--- PROBLEM DETAILS ---
From the listing below, copy each line that contains the word "icon".
-- -- --
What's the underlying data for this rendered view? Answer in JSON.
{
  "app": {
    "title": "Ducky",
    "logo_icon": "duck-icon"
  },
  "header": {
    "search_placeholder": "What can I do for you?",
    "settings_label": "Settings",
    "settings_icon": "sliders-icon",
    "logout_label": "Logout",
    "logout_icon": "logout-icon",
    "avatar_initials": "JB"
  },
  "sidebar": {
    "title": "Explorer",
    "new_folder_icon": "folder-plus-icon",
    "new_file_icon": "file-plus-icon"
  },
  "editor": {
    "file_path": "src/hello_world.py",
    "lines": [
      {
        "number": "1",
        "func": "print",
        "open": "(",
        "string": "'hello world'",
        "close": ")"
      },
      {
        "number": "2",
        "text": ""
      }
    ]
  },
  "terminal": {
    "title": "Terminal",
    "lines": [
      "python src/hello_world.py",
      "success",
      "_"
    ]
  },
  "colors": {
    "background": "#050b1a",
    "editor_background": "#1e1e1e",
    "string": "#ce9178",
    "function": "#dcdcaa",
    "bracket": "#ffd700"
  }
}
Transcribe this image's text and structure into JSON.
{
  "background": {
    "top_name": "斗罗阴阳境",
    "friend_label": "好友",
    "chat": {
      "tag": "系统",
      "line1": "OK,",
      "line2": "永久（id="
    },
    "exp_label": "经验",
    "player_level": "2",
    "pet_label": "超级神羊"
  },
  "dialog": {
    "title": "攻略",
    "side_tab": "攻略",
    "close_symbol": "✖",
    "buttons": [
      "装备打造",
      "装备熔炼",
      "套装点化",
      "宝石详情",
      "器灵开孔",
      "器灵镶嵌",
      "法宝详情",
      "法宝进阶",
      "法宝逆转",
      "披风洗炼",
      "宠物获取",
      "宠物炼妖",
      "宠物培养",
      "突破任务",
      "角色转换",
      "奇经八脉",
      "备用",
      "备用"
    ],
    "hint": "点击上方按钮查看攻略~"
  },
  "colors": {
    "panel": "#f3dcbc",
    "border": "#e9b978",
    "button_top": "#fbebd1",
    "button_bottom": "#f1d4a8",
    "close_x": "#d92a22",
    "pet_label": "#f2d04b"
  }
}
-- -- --
--- WRITTEN SOLUTION ---
    "logo_icon": "duck-icon"
    "settings_icon": "sliders-icon",
    "logout_icon": "logout-icon",
    "new_folder_icon": "folder-plus-icon",
    "new_file_icon": "file-plus-icon"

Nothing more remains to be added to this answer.